_Exercise instructions_
Leave the pictures out and print every record below exactly as it stands.
*** Listed records Section Begins ***
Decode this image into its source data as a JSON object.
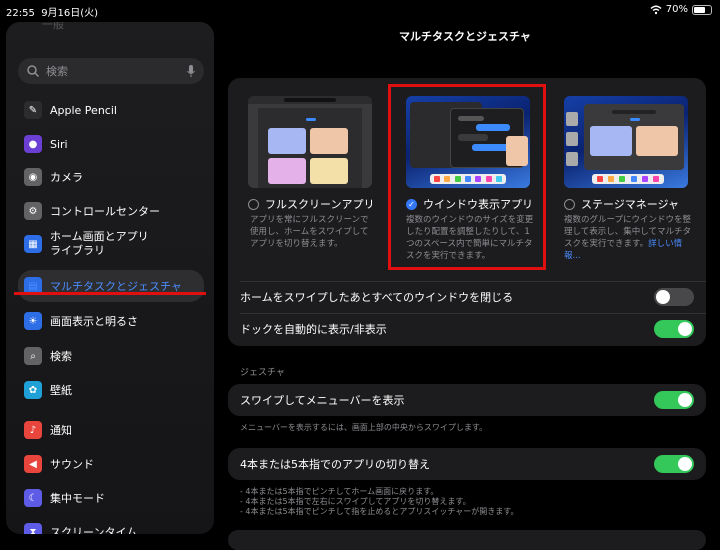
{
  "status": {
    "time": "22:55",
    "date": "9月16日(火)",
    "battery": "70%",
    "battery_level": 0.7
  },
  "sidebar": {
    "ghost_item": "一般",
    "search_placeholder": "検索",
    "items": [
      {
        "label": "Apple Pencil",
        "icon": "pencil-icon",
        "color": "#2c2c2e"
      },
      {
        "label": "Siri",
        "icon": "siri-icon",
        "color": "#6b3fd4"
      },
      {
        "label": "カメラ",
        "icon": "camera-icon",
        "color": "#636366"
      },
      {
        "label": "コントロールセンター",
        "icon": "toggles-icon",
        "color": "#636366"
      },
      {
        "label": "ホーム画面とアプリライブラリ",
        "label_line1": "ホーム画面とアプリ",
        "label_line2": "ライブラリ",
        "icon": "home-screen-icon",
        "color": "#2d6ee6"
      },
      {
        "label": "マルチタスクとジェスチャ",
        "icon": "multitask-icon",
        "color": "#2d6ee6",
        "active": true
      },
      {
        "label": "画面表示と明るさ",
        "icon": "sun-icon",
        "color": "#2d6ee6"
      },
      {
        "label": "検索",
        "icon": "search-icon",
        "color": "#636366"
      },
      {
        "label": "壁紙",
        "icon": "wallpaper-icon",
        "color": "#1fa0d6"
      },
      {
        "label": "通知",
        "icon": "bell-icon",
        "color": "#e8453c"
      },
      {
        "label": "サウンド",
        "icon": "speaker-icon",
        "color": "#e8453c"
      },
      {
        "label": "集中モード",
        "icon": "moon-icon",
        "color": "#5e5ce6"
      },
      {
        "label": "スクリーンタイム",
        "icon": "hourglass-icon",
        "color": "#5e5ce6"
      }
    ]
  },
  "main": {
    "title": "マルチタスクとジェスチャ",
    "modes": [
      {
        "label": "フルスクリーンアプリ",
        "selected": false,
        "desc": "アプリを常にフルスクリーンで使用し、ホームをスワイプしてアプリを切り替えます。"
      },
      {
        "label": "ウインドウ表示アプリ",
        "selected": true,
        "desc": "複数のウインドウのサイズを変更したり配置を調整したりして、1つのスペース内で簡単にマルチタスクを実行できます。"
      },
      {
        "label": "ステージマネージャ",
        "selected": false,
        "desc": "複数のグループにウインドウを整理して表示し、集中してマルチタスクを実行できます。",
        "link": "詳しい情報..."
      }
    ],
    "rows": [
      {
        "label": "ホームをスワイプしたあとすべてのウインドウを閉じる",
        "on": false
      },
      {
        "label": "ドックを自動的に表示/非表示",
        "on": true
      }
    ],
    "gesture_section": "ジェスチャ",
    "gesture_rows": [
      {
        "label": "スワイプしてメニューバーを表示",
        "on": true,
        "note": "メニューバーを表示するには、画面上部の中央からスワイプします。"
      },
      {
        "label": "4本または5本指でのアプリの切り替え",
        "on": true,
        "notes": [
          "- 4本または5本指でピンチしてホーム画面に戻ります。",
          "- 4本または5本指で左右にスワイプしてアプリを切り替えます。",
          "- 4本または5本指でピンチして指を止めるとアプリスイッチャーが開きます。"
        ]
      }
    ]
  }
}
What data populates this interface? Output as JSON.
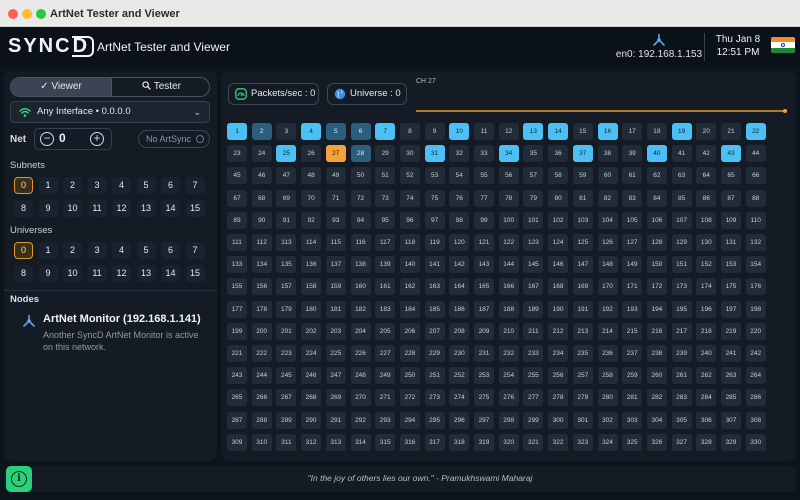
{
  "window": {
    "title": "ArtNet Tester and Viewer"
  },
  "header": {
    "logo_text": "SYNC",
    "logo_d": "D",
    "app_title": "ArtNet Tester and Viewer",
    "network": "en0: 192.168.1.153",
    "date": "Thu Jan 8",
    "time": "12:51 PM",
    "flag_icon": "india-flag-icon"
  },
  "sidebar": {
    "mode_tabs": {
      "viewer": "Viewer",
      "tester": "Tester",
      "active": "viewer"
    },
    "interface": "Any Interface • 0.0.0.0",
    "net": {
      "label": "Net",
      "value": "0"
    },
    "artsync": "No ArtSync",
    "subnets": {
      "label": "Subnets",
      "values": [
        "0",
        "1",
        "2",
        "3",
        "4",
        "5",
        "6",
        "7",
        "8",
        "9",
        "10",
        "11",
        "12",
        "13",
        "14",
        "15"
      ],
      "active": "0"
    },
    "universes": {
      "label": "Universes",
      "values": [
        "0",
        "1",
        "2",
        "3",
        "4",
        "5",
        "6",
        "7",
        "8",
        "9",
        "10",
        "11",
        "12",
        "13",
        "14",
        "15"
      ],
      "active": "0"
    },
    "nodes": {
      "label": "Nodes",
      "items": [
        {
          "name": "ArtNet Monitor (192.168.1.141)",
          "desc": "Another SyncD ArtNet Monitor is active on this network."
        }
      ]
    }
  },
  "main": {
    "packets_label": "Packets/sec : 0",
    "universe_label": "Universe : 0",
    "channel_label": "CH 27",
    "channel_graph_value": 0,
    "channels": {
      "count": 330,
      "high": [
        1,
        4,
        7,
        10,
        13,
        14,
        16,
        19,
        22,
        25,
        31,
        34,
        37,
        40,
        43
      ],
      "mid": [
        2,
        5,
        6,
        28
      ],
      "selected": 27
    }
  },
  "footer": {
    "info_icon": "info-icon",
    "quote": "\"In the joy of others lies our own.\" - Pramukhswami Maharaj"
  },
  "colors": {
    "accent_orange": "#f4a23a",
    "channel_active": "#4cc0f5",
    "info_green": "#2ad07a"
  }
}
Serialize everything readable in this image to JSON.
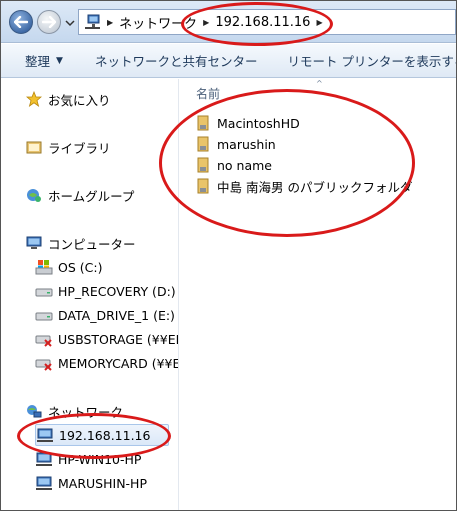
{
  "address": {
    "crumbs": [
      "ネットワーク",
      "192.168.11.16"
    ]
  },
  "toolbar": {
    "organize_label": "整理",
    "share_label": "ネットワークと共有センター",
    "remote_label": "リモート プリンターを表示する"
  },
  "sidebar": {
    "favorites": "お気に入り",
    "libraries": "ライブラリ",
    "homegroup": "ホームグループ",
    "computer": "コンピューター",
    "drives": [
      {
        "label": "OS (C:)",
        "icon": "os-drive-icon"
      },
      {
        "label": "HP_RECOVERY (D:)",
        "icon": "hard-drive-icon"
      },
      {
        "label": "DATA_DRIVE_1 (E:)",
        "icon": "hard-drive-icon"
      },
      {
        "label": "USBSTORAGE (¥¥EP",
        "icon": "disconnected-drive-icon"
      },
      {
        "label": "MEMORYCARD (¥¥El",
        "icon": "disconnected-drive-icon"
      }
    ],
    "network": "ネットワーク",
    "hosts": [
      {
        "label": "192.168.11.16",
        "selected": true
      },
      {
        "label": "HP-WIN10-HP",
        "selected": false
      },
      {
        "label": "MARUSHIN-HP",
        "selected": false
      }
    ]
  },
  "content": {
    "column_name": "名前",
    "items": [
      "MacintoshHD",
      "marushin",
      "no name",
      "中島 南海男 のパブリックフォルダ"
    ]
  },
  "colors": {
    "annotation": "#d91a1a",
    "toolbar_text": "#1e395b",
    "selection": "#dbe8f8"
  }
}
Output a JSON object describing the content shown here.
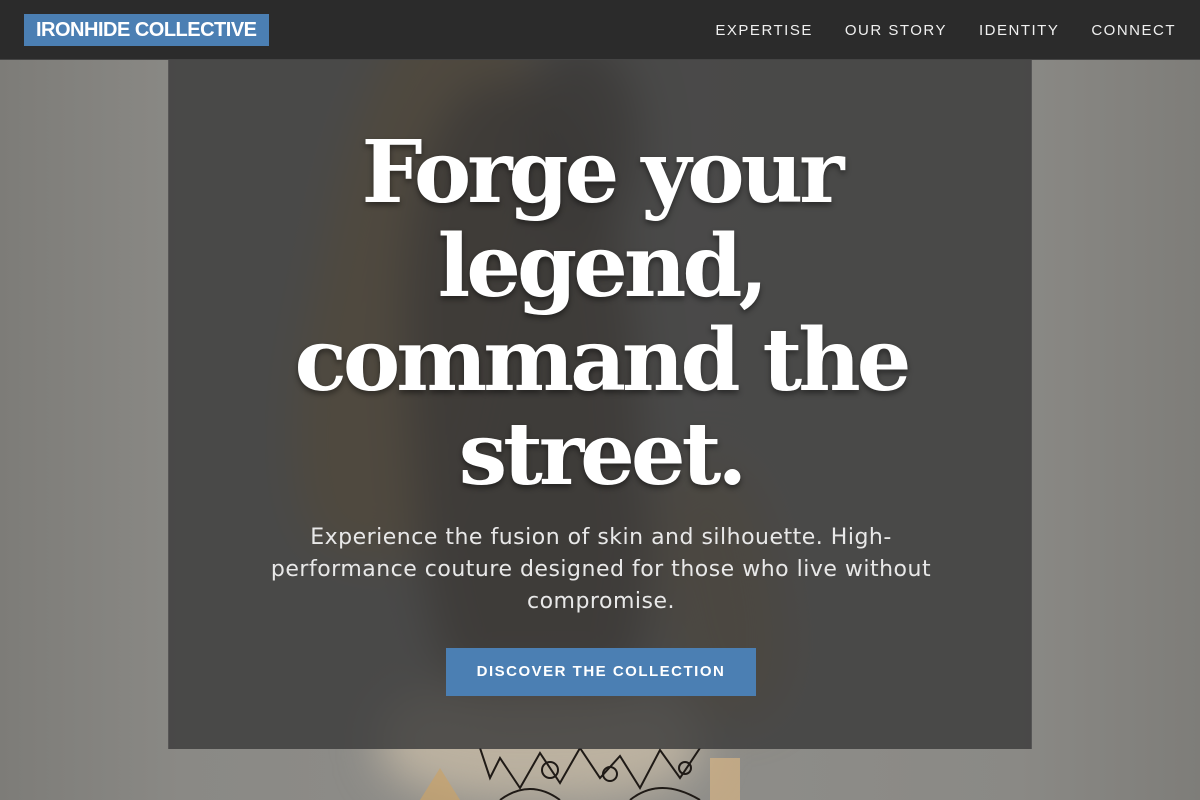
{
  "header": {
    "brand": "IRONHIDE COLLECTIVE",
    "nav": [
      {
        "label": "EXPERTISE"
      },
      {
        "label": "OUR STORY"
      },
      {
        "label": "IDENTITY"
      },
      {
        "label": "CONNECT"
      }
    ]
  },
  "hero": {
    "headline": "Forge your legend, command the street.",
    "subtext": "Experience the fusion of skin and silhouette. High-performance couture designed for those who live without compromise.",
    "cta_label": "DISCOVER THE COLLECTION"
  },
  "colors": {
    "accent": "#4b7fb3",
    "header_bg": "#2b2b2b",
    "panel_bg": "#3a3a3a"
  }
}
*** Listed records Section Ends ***
_Answer_
Decode this image into its source data as a JSON object.
{
  "status": {
    "time": "22:55",
    "date": "9月16日(火)",
    "battery": "70%",
    "battery_level": 0.7
  },
  "sidebar": {
    "ghost_item": "一般",
    "search_placeholder": "検索",
    "items": [
      {
        "label": "Apple Pencil",
        "icon": "pencil-icon",
        "color": "#2c2c2e"
      },
      {
        "label": "Siri",
        "icon": "siri-icon",
        "color": "#6b3fd4"
      },
      {
        "label": "カメラ",
        "icon": "camera-icon",
        "color": "#636366"
      },
      {
        "label": "コントロールセンター",
        "icon": "toggles-icon",
        "color": "#636366"
      },
      {
        "label": "ホーム画面とアプリライブラリ",
        "label_line1": "ホーム画面とアプリ",
        "label_line2": "ライブラリ",
        "icon": "home-screen-icon",
        "color": "#2d6ee6"
      },
      {
        "label": "マルチタスクとジェスチャ",
        "icon": "multitask-icon",
        "color": "#2d6ee6",
        "active": true
      },
      {
        "label": "画面表示と明るさ",
        "icon": "sun-icon",
        "color": "#2d6ee6"
      },
      {
        "label": "検索",
        "icon": "search-icon",
        "color": "#636366"
      },
      {
        "label": "壁紙",
        "icon": "wallpaper-icon",
        "color": "#1fa0d6"
      },
      {
        "label": "通知",
        "icon": "bell-icon",
        "color": "#e8453c"
      },
      {
        "label": "サウンド",
        "icon": "speaker-icon",
        "color": "#e8453c"
      },
      {
        "label": "集中モード",
        "icon": "moon-icon",
        "color": "#5e5ce6"
      },
      {
        "label": "スクリーンタイム",
        "icon": "hourglass-icon",
        "color": "#5e5ce6"
      }
    ]
  },
  "main": {
    "title": "マルチタスクとジェスチャ",
    "modes": [
      {
        "label": "フルスクリーンアプリ",
        "selected": false,
        "desc": "アプリを常にフルスクリーンで使用し、ホームをスワイプしてアプリを切り替えます。"
      },
      {
        "label": "ウインドウ表示アプリ",
        "selected": true,
        "desc": "複数のウインドウのサイズを変更したり配置を調整したりして、1つのスペース内で簡単にマルチタスクを実行できます。"
      },
      {
        "label": "ステージマネージャ",
        "selected": false,
        "desc": "複数のグループにウインドウを整理して表示し、集中してマルチタスクを実行できます。",
        "link": "詳しい情報..."
      }
    ],
    "rows": [
      {
        "label": "ホームをスワイプしたあとすべてのウインドウを閉じる",
        "on": false
      },
      {
        "label": "ドックを自動的に表示/非表示",
        "on": true
      }
    ],
    "gesture_section": "ジェスチャ",
    "gesture_rows": [
      {
        "label": "スワイプしてメニューバーを表示",
        "on": true,
        "note": "メニューバーを表示するには、画面上部の中央からスワイプします。"
      },
      {
        "label": "4本または5本指でのアプリの切り替え",
        "on": true,
        "notes": [
          "- 4本または5本指でピンチしてホーム画面に戻ります。",
          "- 4本または5本指で左右にスワイプしてアプリを切り替えます。",
          "- 4本または5本指でピンチして指を止めるとアプリスイッチャーが開きます。"
        ]
      }
    ]
  }
}
What data populates this interface? Output as JSON.
{
  "window": {
    "title": "ArtNet Tester and Viewer"
  },
  "header": {
    "logo_text": "SYNC",
    "logo_d": "D",
    "app_title": "ArtNet Tester and Viewer",
    "network": "en0: 192.168.1.153",
    "date": "Thu Jan 8",
    "time": "12:51 PM",
    "flag_icon": "india-flag-icon"
  },
  "sidebar": {
    "mode_tabs": {
      "viewer": "Viewer",
      "tester": "Tester",
      "active": "viewer"
    },
    "interface": "Any Interface • 0.0.0.0",
    "net": {
      "label": "Net",
      "value": "0"
    },
    "artsync": "No ArtSync",
    "subnets": {
      "label": "Subnets",
      "values": [
        "0",
        "1",
        "2",
        "3",
        "4",
        "5",
        "6",
        "7",
        "8",
        "9",
        "10",
        "11",
        "12",
        "13",
        "14",
        "15"
      ],
      "active": "0"
    },
    "universes": {
      "label": "Universes",
      "values": [
        "0",
        "1",
        "2",
        "3",
        "4",
        "5",
        "6",
        "7",
        "8",
        "9",
        "10",
        "11",
        "12",
        "13",
        "14",
        "15"
      ],
      "active": "0"
    },
    "nodes": {
      "label": "Nodes",
      "items": [
        {
          "name": "ArtNet Monitor (192.168.1.141)",
          "desc": "Another SyncD ArtNet Monitor is active on this network."
        }
      ]
    }
  },
  "main": {
    "packets_label": "Packets/sec : 0",
    "universe_label": "Universe : 0",
    "channel_label": "CH 27",
    "channel_graph_value": 0,
    "channels": {
      "count": 330,
      "high": [
        1,
        4,
        7,
        10,
        13,
        14,
        16,
        19,
        22,
        25,
        31,
        34,
        37,
        40,
        43
      ],
      "mid": [
        2,
        5,
        6,
        28
      ],
      "selected": 27
    }
  },
  "footer": {
    "info_icon": "info-icon",
    "quote": "\"In the joy of others lies our own.\" - Pramukhswami Maharaj"
  },
  "colors": {
    "accent_orange": "#f4a23a",
    "channel_active": "#4cc0f5",
    "info_green": "#2ad07a"
  }
}
Serialize everything readable in this image to JSON.
{
  "address": {
    "crumbs": [
      "ネットワーク",
      "192.168.11.16"
    ]
  },
  "toolbar": {
    "organize_label": "整理",
    "share_label": "ネットワークと共有センター",
    "remote_label": "リモート プリンターを表示する"
  },
  "sidebar": {
    "favorites": "お気に入り",
    "libraries": "ライブラリ",
    "homegroup": "ホームグループ",
    "computer": "コンピューター",
    "drives": [
      {
        "label": "OS (C:)",
        "icon": "os-drive-icon"
      },
      {
        "label": "HP_RECOVERY (D:)",
        "icon": "hard-drive-icon"
      },
      {
        "label": "DATA_DRIVE_1 (E:)",
        "icon": "hard-drive-icon"
      },
      {
        "label": "USBSTORAGE (¥¥EP",
        "icon": "disconnected-drive-icon"
      },
      {
        "label": "MEMORYCARD (¥¥El",
        "icon": "disconnected-drive-icon"
      }
    ],
    "network": "ネットワーク",
    "hosts": [
      {
        "label": "192.168.11.16",
        "selected": true
      },
      {
        "label": "HP-WIN10-HP",
        "selected": false
      },
      {
        "label": "MARUSHIN-HP",
        "selected": false
      }
    ]
  },
  "content": {
    "column_name": "名前",
    "items": [
      "MacintoshHD",
      "marushin",
      "no name",
      "中島 南海男 のパブリックフォルダ"
    ]
  },
  "colors": {
    "annotation": "#d91a1a",
    "toolbar_text": "#1e395b",
    "selection": "#dbe8f8"
  }
}
Output a JSON object describing the content shown here.
{
  "header": {
    "brand": "IRONHIDE COLLECTIVE",
    "nav": [
      {
        "label": "EXPERTISE"
      },
      {
        "label": "OUR STORY"
      },
      {
        "label": "IDENTITY"
      },
      {
        "label": "CONNECT"
      }
    ]
  },
  "hero": {
    "headline": "Forge your legend, command the street.",
    "subtext": "Experience the fusion of skin and silhouette. High-performance couture designed for those who live without compromise.",
    "cta_label": "DISCOVER THE COLLECTION"
  },
  "colors": {
    "accent": "#4b7fb3",
    "header_bg": "#2b2b2b",
    "panel_bg": "#3a3a3a"
  }
}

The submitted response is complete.